Web page and app entries:
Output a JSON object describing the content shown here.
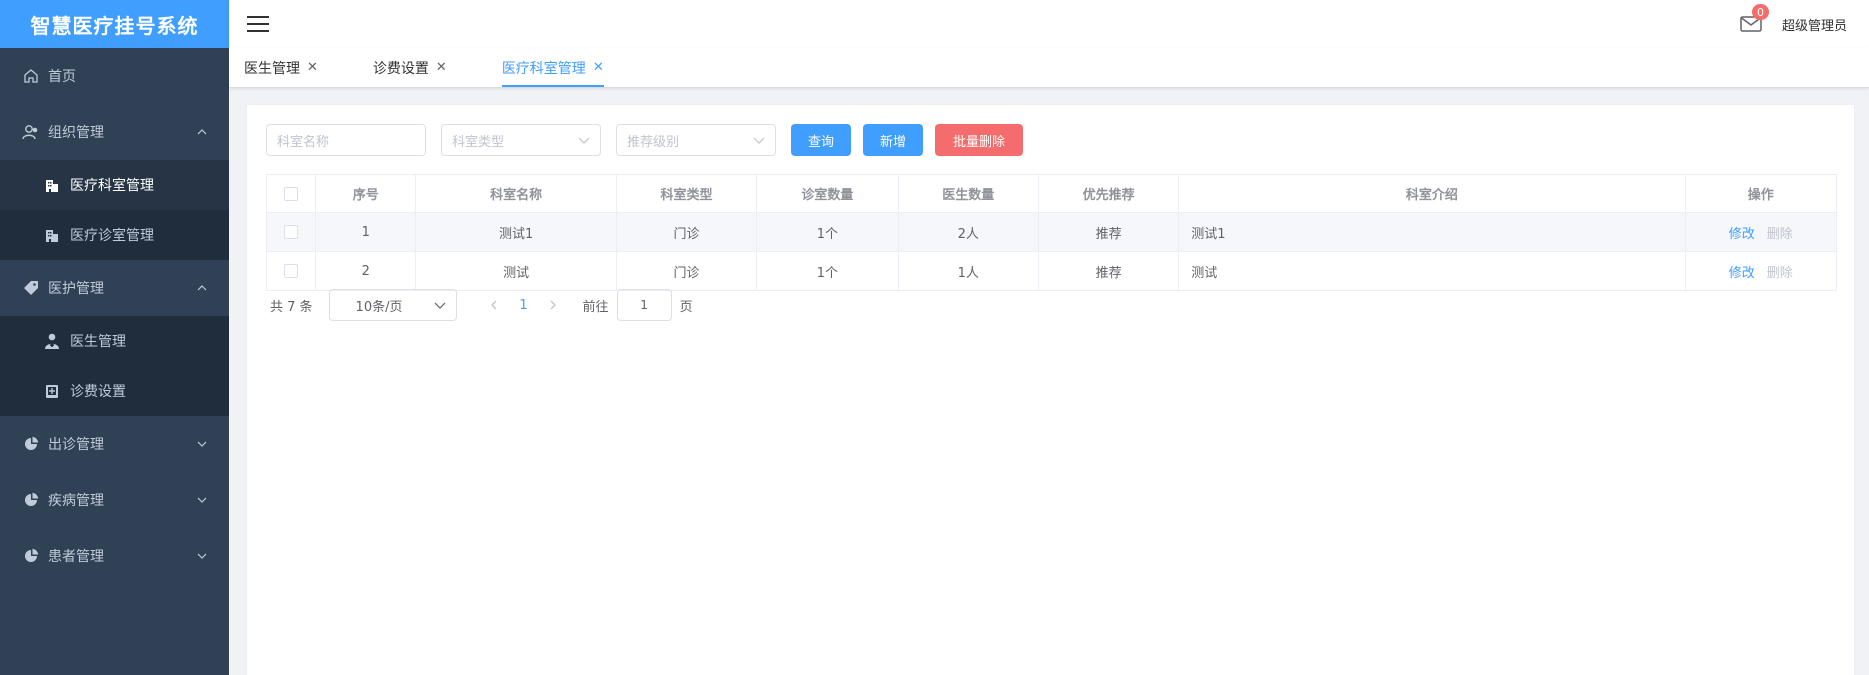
{
  "app": {
    "logo": "智慧医疗挂号系统"
  },
  "colors": {
    "primary": "#409eff",
    "danger": "#f56c6c",
    "sidebar_bg": "#304156",
    "submenu_bg": "#1f2d3d"
  },
  "sidebar": {
    "home": {
      "label": "首页",
      "icon": "home-icon"
    },
    "groups": [
      {
        "label": "组织管理",
        "icon": "users-icon",
        "expanded": true,
        "items": [
          {
            "label": "医疗科室管理",
            "icon": "building-icon",
            "active": true
          },
          {
            "label": "医疗诊室管理",
            "icon": "building-icon",
            "active": false
          }
        ]
      },
      {
        "label": "医护管理",
        "icon": "tag-icon",
        "expanded": true,
        "items": [
          {
            "label": "医生管理",
            "icon": "doctor-icon",
            "active": false
          },
          {
            "label": "诊费设置",
            "icon": "book-icon",
            "active": false
          }
        ]
      },
      {
        "label": "出诊管理",
        "icon": "pie-icon",
        "expanded": false,
        "items": []
      },
      {
        "label": "疾病管理",
        "icon": "pie-icon",
        "expanded": false,
        "items": []
      },
      {
        "label": "患者管理",
        "icon": "pie-icon",
        "expanded": false,
        "items": []
      }
    ]
  },
  "header": {
    "badge_count": "0",
    "username": "超级管理员"
  },
  "tabs": [
    {
      "label": "医生管理",
      "active": false
    },
    {
      "label": "诊费设置",
      "active": false
    },
    {
      "label": "医疗科室管理",
      "active": true
    }
  ],
  "filters": {
    "name_placeholder": "科室名称",
    "type_placeholder": "科室类型",
    "level_placeholder": "推荐级别",
    "query_label": "查询",
    "add_label": "新增",
    "batch_delete_label": "批量删除"
  },
  "table": {
    "columns": [
      "序号",
      "科室名称",
      "科室类型",
      "诊室数量",
      "医生数量",
      "优先推荐",
      "科室介绍",
      "操作"
    ],
    "rows": [
      {
        "index": "1",
        "name": "测试1",
        "type": "门诊",
        "rooms": "1个",
        "doctors": "2人",
        "recommend": "推荐",
        "intro": "测试1",
        "edit": "修改",
        "delete": "删除"
      },
      {
        "index": "2",
        "name": "测试",
        "type": "门诊",
        "rooms": "1个",
        "doctors": "1人",
        "recommend": "推荐",
        "intro": "测试",
        "edit": "修改",
        "delete": "删除"
      }
    ]
  },
  "pagination": {
    "total": "共 7 条",
    "page_size": "10条/页",
    "current": "1",
    "goto_label": "前往",
    "goto_value": "1",
    "page_suffix": "页"
  }
}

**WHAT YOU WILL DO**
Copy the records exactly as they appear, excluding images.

**RESPONSE BELOW**
Output a JSON object describing the content shown here.
{
  "app": {
    "logo": "智慧医疗挂号系统"
  },
  "colors": {
    "primary": "#409eff",
    "danger": "#f56c6c",
    "sidebar_bg": "#304156",
    "submenu_bg": "#1f2d3d"
  },
  "sidebar": {
    "home": {
      "label": "首页",
      "icon": "home-icon"
    },
    "groups": [
      {
        "label": "组织管理",
        "icon": "users-icon",
        "expanded": true,
        "items": [
          {
            "label": "医疗科室管理",
            "icon": "building-icon",
            "active": true
          },
          {
            "label": "医疗诊室管理",
            "icon": "building-icon",
            "active": false
          }
        ]
      },
      {
        "label": "医护管理",
        "icon": "tag-icon",
        "expanded": true,
        "items": [
          {
            "label": "医生管理",
            "icon": "doctor-icon",
            "active": false
          },
          {
            "label": "诊费设置",
            "icon": "book-icon",
            "active": false
          }
        ]
      },
      {
        "label": "出诊管理",
        "icon": "pie-icon",
        "expanded": false,
        "items": []
      },
      {
        "label": "疾病管理",
        "icon": "pie-icon",
        "expanded": false,
        "items": []
      },
      {
        "label": "患者管理",
        "icon": "pie-icon",
        "expanded": false,
        "items": []
      }
    ]
  },
  "header": {
    "badge_count": "0",
    "username": "超级管理员"
  },
  "tabs": [
    {
      "label": "医生管理",
      "active": false
    },
    {
      "label": "诊费设置",
      "active": false
    },
    {
      "label": "医疗科室管理",
      "active": true
    }
  ],
  "filters": {
    "name_placeholder": "科室名称",
    "type_placeholder": "科室类型",
    "level_placeholder": "推荐级别",
    "query_label": "查询",
    "add_label": "新增",
    "batch_delete_label": "批量删除"
  },
  "table": {
    "columns": [
      "序号",
      "科室名称",
      "科室类型",
      "诊室数量",
      "医生数量",
      "优先推荐",
      "科室介绍",
      "操作"
    ],
    "rows": [
      {
        "index": "1",
        "name": "测试1",
        "type": "门诊",
        "rooms": "1个",
        "doctors": "2人",
        "recommend": "推荐",
        "intro": "测试1",
        "edit": "修改",
        "delete": "删除"
      },
      {
        "index": "2",
        "name": "测试",
        "type": "门诊",
        "rooms": "1个",
        "doctors": "1人",
        "recommend": "推荐",
        "intro": "测试",
        "edit": "修改",
        "delete": "删除"
      }
    ]
  },
  "pagination": {
    "total": "共 7 条",
    "page_size": "10条/页",
    "current": "1",
    "goto_label": "前往",
    "goto_value": "1",
    "page_suffix": "页"
  }
}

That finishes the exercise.